(Activity):
Scan the entries that follow for the word "inbox", then report every line in which it appears.

(Records provided):
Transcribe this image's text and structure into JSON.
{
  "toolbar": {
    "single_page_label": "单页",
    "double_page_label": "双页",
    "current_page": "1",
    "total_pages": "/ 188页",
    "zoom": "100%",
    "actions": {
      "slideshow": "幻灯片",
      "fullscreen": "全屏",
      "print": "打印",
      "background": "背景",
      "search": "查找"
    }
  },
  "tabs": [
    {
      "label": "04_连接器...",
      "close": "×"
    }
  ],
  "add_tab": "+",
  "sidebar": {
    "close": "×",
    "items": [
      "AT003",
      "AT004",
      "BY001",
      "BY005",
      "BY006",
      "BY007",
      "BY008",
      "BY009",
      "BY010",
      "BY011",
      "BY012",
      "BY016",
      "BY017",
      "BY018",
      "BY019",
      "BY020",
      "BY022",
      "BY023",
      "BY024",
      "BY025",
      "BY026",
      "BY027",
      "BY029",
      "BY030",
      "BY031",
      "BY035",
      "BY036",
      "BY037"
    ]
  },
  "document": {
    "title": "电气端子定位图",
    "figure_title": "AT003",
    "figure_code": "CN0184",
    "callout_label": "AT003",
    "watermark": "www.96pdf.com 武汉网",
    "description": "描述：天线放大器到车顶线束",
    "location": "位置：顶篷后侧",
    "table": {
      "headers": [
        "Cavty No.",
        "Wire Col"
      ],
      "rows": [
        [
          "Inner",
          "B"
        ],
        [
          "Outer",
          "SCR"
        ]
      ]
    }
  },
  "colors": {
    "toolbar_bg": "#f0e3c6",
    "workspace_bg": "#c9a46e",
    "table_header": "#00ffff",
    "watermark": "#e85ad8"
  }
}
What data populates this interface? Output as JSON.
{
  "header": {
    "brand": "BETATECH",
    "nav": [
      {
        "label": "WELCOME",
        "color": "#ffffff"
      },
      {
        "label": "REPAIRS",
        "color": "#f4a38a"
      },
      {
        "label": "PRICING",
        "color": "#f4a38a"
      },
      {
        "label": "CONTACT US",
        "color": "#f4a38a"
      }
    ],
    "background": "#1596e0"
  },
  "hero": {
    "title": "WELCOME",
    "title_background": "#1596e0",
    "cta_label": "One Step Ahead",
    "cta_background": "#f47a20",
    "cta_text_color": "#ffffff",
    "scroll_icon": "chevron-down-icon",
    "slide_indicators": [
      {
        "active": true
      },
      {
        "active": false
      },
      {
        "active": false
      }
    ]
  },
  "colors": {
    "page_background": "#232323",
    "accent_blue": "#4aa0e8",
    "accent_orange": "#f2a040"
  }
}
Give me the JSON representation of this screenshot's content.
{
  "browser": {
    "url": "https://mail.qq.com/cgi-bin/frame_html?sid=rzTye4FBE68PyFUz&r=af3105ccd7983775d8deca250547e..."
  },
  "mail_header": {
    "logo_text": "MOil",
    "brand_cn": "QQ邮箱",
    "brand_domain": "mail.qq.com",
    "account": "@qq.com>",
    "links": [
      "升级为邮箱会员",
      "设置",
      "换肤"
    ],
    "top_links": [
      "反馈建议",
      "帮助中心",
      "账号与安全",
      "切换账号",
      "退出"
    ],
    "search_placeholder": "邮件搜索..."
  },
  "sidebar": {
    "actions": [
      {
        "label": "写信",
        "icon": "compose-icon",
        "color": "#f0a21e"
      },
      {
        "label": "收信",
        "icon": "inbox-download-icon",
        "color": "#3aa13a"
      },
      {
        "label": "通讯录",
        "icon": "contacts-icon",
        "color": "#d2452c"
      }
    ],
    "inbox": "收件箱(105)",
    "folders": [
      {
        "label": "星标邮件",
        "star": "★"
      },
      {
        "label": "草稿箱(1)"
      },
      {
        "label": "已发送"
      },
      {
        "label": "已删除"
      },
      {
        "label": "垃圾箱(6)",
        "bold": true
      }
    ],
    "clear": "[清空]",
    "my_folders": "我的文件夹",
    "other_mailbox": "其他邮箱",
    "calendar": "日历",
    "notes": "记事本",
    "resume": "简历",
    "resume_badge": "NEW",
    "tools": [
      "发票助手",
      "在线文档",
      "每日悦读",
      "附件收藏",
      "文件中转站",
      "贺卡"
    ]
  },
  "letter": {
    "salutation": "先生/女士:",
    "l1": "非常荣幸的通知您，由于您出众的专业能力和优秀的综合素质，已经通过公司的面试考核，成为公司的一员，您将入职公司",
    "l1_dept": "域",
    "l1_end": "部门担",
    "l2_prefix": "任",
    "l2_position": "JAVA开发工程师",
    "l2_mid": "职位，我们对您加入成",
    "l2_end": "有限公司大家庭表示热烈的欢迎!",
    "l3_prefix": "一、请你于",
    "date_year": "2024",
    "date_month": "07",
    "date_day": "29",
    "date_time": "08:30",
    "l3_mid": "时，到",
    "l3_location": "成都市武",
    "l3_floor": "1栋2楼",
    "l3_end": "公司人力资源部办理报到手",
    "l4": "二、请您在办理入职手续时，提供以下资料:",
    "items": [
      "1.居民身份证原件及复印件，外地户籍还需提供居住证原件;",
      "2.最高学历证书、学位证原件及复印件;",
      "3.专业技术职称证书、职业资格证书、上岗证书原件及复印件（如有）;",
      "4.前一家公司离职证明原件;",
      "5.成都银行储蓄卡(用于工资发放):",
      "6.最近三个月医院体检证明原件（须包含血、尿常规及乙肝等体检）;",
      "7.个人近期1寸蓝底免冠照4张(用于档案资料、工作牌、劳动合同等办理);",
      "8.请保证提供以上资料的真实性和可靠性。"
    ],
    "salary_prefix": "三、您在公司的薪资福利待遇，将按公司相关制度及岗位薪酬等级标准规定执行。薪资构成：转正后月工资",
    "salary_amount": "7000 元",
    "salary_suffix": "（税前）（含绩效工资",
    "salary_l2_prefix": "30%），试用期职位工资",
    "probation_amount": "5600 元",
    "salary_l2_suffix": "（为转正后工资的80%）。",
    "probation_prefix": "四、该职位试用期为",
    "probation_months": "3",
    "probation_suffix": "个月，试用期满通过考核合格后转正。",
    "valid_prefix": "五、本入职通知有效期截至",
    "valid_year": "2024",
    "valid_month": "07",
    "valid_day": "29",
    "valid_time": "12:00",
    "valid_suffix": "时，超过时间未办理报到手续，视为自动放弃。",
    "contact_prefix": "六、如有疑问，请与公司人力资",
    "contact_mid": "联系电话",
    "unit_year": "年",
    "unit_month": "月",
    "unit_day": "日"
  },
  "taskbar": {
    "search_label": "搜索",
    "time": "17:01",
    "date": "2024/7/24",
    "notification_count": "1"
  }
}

(Exercise response):
        "icon": "inbox-download-icon",
    "inbox": "收件箱(105)",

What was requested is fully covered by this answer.